### TASK ITEM
Everything in the data below should be restated word for word.

### AVAILABLE DATA

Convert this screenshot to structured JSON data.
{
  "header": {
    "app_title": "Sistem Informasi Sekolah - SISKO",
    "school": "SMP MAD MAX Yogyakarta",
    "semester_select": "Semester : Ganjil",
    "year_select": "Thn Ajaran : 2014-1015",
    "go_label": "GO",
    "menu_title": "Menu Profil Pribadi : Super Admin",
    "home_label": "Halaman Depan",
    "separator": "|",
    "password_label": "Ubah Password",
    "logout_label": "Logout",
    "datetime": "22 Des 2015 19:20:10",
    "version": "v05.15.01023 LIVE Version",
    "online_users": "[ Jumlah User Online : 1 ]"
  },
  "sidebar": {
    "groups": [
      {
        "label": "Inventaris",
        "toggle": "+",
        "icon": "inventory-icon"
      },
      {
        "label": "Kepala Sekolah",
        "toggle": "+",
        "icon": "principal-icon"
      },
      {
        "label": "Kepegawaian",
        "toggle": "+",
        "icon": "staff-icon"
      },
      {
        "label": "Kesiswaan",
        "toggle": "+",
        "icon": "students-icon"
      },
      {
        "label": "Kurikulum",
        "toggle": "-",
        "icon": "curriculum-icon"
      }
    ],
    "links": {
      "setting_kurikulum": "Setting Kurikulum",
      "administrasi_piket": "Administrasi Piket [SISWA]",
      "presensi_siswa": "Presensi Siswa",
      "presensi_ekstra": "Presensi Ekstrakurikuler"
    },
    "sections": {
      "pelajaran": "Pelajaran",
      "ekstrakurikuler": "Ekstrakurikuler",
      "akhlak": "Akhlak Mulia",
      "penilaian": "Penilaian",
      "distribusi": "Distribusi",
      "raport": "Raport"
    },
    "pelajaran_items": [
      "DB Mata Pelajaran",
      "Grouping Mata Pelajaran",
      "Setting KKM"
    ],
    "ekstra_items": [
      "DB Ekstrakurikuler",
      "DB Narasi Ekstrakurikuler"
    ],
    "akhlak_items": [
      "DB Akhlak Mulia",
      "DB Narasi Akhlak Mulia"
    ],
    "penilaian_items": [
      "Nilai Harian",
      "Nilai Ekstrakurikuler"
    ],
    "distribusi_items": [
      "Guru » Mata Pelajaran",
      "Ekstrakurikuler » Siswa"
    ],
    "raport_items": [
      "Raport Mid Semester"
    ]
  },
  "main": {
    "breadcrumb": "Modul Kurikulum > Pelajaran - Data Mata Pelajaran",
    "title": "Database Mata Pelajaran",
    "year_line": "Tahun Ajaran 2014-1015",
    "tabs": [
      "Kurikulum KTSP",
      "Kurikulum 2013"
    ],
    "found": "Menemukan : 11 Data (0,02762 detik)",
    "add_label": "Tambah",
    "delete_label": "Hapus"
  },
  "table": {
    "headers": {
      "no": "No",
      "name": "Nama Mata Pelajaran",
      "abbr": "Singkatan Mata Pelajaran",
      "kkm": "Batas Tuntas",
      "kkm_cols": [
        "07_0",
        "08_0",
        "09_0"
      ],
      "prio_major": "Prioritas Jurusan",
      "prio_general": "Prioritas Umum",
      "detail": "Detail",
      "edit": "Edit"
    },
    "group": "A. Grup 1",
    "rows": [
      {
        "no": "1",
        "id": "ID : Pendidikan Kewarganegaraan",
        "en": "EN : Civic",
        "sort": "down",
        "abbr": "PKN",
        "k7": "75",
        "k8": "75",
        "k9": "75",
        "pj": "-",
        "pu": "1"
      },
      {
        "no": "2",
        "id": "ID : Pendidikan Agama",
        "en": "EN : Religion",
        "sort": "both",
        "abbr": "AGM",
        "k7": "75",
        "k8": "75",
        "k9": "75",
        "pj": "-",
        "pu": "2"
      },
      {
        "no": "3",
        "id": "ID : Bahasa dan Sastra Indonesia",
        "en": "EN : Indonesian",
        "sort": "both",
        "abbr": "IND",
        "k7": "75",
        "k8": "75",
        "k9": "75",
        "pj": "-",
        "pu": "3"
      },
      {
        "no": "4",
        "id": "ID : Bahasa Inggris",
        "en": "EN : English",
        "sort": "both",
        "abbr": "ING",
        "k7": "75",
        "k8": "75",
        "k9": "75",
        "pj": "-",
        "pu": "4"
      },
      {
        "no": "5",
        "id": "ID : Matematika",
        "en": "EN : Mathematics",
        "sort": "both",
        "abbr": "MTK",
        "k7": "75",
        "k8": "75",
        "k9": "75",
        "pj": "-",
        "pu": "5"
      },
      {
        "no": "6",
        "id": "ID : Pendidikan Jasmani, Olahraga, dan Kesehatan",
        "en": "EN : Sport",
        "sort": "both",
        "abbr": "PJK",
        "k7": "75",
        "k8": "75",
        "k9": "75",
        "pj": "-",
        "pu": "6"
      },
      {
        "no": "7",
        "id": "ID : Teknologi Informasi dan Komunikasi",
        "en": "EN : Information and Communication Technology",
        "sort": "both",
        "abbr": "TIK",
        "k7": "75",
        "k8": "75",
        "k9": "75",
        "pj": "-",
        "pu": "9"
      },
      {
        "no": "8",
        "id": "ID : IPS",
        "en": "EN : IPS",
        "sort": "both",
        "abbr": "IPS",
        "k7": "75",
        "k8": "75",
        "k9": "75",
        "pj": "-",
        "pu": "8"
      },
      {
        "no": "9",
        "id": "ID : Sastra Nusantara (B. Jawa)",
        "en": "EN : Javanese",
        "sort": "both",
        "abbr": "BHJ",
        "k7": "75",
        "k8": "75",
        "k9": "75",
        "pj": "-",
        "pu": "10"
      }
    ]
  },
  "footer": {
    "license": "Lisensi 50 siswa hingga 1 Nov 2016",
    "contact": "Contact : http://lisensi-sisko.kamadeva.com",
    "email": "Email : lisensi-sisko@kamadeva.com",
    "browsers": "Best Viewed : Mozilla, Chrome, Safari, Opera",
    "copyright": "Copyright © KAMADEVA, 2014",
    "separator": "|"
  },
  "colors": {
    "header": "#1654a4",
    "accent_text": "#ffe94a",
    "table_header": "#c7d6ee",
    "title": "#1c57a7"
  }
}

### ANSWER BOX
Convert this screenshot to structured JSON data.
{
  "header": {
    "app_title": "Sistem Informasi Sekolah - SISKO",
    "school": "SMP MAD MAX Yogyakarta",
    "semester_select": "Semester : Ganjil",
    "year_select": "Thn Ajaran : 2014-1015",
    "go_label": "GO",
    "menu_title": "Menu Profil Pribadi : Super Admin",
    "home_label": "Halaman Depan",
    "separator": "|",
    "password_label": "Ubah Password",
    "logout_label": "Logout",
    "datetime": "22 Des 2015 19:20:10",
    "version": "v05.15.01023 LIVE Version",
    "online_users": "[ Jumlah User Online : 1 ]"
  },
  "sidebar": {
    "groups": [
      {
        "label": "Inventaris",
        "toggle": "+",
        "icon": "inventory-icon"
      },
      {
        "label": "Kepala Sekolah",
        "toggle": "+",
        "icon": "principal-icon"
      },
      {
        "label": "Kepegawaian",
        "toggle": "+",
        "icon": "staff-icon"
      },
      {
        "label": "Kesiswaan",
        "toggle": "+",
        "icon": "students-icon"
      },
      {
        "label": "Kurikulum",
        "toggle": "-",
        "icon": "curriculum-icon"
      }
    ],
    "links": {
      "setting_kurikulum": "Setting Kurikulum",
      "administrasi_piket": "Administrasi Piket [SISWA]",
      "presensi_siswa": "Presensi Siswa",
      "presensi_ekstra": "Presensi Ekstrakurikuler"
    },
    "sections": {
      "pelajaran": "Pelajaran",
      "ekstrakurikuler": "Ekstrakurikuler",
      "akhlak": "Akhlak Mulia",
      "penilaian": "Penilaian",
      "distribusi": "Distribusi",
      "raport": "Raport"
    },
    "pelajaran_items": [
      "DB Mata Pelajaran",
      "Grouping Mata Pelajaran",
      "Setting KKM"
    ],
    "ekstra_items": [
      "DB Ekstrakurikuler",
      "DB Narasi Ekstrakurikuler"
    ],
    "akhlak_items": [
      "DB Akhlak Mulia",
      "DB Narasi Akhlak Mulia"
    ],
    "penilaian_items": [
      "Nilai Harian",
      "Nilai Ekstrakurikuler"
    ],
    "distribusi_items": [
      "Guru » Mata Pelajaran",
      "Ekstrakurikuler » Siswa"
    ],
    "raport_items": [
      "Raport Mid Semester"
    ]
  },
  "main": {
    "breadcrumb": "Modul Kurikulum > Pelajaran - Data Mata Pelajaran",
    "title": "Database Mata Pelajaran",
    "year_line": "Tahun Ajaran 2014-1015",
    "tabs": [
      "Kurikulum KTSP",
      "Kurikulum 2013"
    ],
    "found": "Menemukan : 11 Data (0,02762 detik)",
    "add_label": "Tambah",
    "delete_label": "Hapus"
  },
  "table": {
    "headers": {
      "no": "No",
      "name": "Nama Mata Pelajaran",
      "abbr": "Singkatan Mata Pelajaran",
      "kkm": "Batas Tuntas",
      "kkm_cols": [
        "07_0",
        "08_0",
        "09_0"
      ],
      "prio_major": "Prioritas Jurusan",
      "prio_general": "Prioritas Umum",
      "detail": "Detail",
      "edit": "Edit"
    },
    "group": "A. Grup 1",
    "rows": [
      {
        "no": "1",
        "id": "ID : Pendidikan Kewarganegaraan",
        "en": "EN : Civic",
        "sort": "down",
        "abbr": "PKN",
        "k7": "75",
        "k8": "75",
        "k9": "75",
        "pj": "-",
        "pu": "1"
      },
      {
        "no": "2",
        "id": "ID : Pendidikan Agama",
        "en": "EN : Religion",
        "sort": "both",
        "abbr": "AGM",
        "k7": "75",
        "k8": "75",
        "k9": "75",
        "pj": "-",
        "pu": "2"
      },
      {
        "no": "3",
        "id": "ID : Bahasa dan Sastra Indonesia",
        "en": "EN : Indonesian",
        "sort": "both",
        "abbr": "IND",
        "k7": "75",
        "k8": "75",
        "k9": "75",
        "pj": "-",
        "pu": "3"
      },
      {
        "no": "4",
        "id": "ID : Bahasa Inggris",
        "en": "EN : English",
        "sort": "both",
        "abbr": "ING",
        "k7": "75",
        "k8": "75",
        "k9": "75",
        "pj": "-",
        "pu": "4"
      },
      {
        "no": "5",
        "id": "ID : Matematika",
        "en": "EN : Mathematics",
        "sort": "both",
        "abbr": "MTK",
        "k7": "75",
        "k8": "75",
        "k9": "75",
        "pj": "-",
        "pu": "5"
      },
      {
        "no": "6",
        "id": "ID : Pendidikan Jasmani, Olahraga, dan Kesehatan",
        "en": "EN : Sport",
        "sort": "both",
        "abbr": "PJK",
        "k7": "75",
        "k8": "75",
        "k9": "75",
        "pj": "-",
        "pu": "6"
      },
      {
        "no": "7",
        "id": "ID : Teknologi Informasi dan Komunikasi",
        "en": "EN : Information and Communication Technology",
        "sort": "both",
        "abbr": "TIK",
        "k7": "75",
        "k8": "75",
        "k9": "75",
        "pj": "-",
        "pu": "9"
      },
      {
        "no": "8",
        "id": "ID : IPS",
        "en": "EN : IPS",
        "sort": "both",
        "abbr": "IPS",
        "k7": "75",
        "k8": "75",
        "k9": "75",
        "pj": "-",
        "pu": "8"
      },
      {
        "no": "9",
        "id": "ID : Sastra Nusantara (B. Jawa)",
        "en": "EN : Javanese",
        "sort": "both",
        "abbr": "BHJ",
        "k7": "75",
        "k8": "75",
        "k9": "75",
        "pj": "-",
        "pu": "10"
      }
    ]
  },
  "footer": {
    "license": "Lisensi 50 siswa hingga 1 Nov 2016",
    "contact": "Contact : http://lisensi-sisko.kamadeva.com",
    "email": "Email : lisensi-sisko@kamadeva.com",
    "browsers": "Best Viewed : Mozilla, Chrome, Safari, Opera",
    "copyright": "Copyright © KAMADEVA, 2014",
    "separator": "|"
  },
  "colors": {
    "header": "#1654a4",
    "accent_text": "#ffe94a",
    "table_header": "#c7d6ee",
    "title": "#1c57a7"
  }
}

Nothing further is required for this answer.